You couldn't help but stare at the e-mail inbox. Were these messages for real? It used to be just the corporate jet set and desperate suits who were willing to shell out the US $10 a minute to hook their laptops up to seatback phones in order to send e-mail. Is inflight e-mail finally becoming a reality for the masses?
Indeed. As the plane-to-plane exchange of e-mail—a clever marketing gimmick staged by Tenzing Communications Inc., Seattle, Wash.—showed, commercial airlines are now looking to deploy a slew of new inflight technologies for business as well as entertainment. And competition is fierce: in recent months, Tenzing has signed up seven airlines for its narrowband Internet and e-mail service, and airplane manufacturer Airbus, headquartered in Toulouse, France, has bought a 30 percent stake in the company. Meanwhile, Connexion by Boeing (a Boeing Co. subsidiary based in Irvine, Calif.) has lined up American, Delta, and United airlines for its broadband inflight service.
fly01.jpg At the annual Inflight Passenger Entertainment and Communications Conference in London last April, some 400 attendees got a taste of what's coming from the likes of Tenzing, Boeing, Thales Avionics, General Dynamics, and Rockwell Collins. E-mail is on the way, as well as Web surfing and on-line shopping, cellular telephone and wireless modem use, and live radio and television. The inflight entertainment market is huge and growing: some $2.4 billion at present, with projected growth to $7.4 billion by 2007, according to research firm Frost & Sullivan, based in San Jose, Calif.

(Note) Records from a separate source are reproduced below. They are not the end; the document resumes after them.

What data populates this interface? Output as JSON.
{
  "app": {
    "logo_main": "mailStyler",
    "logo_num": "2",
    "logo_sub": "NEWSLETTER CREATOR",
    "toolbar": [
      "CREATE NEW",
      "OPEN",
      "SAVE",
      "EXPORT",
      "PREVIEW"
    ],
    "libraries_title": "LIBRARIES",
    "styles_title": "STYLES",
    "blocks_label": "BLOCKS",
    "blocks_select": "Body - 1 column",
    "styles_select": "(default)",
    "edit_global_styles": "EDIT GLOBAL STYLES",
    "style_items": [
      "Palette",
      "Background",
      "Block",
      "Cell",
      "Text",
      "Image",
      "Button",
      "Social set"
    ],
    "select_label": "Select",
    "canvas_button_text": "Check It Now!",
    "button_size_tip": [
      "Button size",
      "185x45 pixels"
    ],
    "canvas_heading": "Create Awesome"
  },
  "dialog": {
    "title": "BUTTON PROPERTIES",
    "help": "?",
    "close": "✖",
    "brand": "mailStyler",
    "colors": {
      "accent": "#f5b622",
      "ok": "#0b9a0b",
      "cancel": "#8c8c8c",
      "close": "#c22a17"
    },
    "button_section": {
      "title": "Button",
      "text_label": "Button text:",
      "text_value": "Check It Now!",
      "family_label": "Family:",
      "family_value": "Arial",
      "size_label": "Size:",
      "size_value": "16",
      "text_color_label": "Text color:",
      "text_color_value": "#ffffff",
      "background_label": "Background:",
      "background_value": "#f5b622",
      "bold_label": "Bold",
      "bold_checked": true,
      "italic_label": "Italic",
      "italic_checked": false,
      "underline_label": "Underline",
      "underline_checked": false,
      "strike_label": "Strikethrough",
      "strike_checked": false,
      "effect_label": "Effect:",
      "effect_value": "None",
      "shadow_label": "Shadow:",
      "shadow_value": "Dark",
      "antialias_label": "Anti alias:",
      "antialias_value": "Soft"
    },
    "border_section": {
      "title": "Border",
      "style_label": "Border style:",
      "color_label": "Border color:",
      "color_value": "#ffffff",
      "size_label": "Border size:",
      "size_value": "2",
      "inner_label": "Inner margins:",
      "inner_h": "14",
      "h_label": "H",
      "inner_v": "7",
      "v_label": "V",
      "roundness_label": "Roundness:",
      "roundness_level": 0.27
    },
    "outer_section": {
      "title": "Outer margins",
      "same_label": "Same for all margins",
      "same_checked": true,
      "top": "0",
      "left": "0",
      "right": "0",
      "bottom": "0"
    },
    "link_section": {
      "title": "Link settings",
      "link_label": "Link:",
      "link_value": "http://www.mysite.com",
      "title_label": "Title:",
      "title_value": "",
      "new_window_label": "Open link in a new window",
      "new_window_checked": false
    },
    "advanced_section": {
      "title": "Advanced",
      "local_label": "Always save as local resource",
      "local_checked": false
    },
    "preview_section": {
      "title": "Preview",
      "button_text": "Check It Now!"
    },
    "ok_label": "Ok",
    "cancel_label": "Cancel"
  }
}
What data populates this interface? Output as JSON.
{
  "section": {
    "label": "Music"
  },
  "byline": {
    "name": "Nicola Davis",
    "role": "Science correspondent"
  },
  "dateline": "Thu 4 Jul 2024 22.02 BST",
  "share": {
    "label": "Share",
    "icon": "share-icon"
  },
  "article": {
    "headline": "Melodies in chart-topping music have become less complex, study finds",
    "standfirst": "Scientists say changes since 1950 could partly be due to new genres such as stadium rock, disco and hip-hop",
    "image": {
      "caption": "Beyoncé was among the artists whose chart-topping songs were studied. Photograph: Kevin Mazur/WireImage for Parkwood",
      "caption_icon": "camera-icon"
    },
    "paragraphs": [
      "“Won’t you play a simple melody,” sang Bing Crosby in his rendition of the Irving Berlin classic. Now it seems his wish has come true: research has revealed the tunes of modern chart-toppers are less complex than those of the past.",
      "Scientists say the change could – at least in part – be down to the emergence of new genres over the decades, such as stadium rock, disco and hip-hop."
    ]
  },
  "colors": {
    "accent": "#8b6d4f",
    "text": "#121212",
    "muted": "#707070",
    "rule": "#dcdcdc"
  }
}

The goal is to keep frequent fliers connected to their cell phones, Palm Pilots, and the Internet long after the seatbelts have been fastened, tray tables stowed, and the plane has climbed to 40 000 feet.
It's enough to make even the weariest road warrior forget about the airplane food and flight delays—well, almost. No technology is that advanced.
Coffee, tea, or e-mail?
The flurry of airborne data services comes as airlines scramble to win over business travelers, who now make up roughly half of all fliers—about 40 million annually worldwide—and the lion's share of the airline industry's profits, and tend to expect better service.
"It's seldom you can take eight hours out of a business person's life and not have them miss something," said Terry Wiseman, publisher of Airfax, a newsletter covering the inflight entertainment industry. "Airlines are now paying the equivalent of a jet engine" to equip a plane with inflight systems.
"There are some killer applications coming to the aircraft, the main one being e-mail," Wiseman added. Delivering e-mail and Internet access to passengers can be done in two ways: narrowband and broadband. High-speed networks on board the aircraft, meanwhile, distribute data, as well as power, throughout the cabin.
Narrowband Think slowing down to go forward. For the next year or two, broadband connections will remain too expensive, and so some carriers are opting for narrowband connections, a less expensive, but more limited approach. Narrowband aggregates, compresses, and transmits e-mail at very low speeds to the Internet. Similarly, Web surfing is limited to sites that have been cached in on-board servers before takeoff. For those accustomed to instant messaging and T1 connections at the office, narrowband can seem painfully slow or limited. Cost is its main advantage: narrowband installation ranges from $30 000 to $50 000 per aircraft and takes about five hours, compared to broadband's $4 million and two weeks.
To send and receive e-mail, a passenger plugs her laptop into the seat-back phone, which dials an on-board server. The laptop transfers e-mail at 56 kb/s to the server, which stores and compresses bundles of messages before sending them at 2.4- 9.6 kb/s at UHF, 1-2 GHz (L band), or 18-27 GHz (K band), depending on the aircraft. (The lack of real estate in the 1-40-GHz radio frequency spectrum preferred by inflight service providers means that separate frequencies are often allocated for communications from the ground to the aircraft, aircraft to satellite, and so on; see figure.)
The e-mail bundles are sent every 15 minutes to ground servers, which then send the data to the Internet or to corporate accounts. The ground control system also pulls the user's e-mail from the Internet, then bundles, compresses, and transmits it to the plane at the same speeds. Signals to and from the ground travel by way of the North American telephone system during flights over North America and by satellite over the ocean and elsewhere. This setup also lets passengers on the same flight bypass the Internet and instead communicate with each other through the on-board intranet.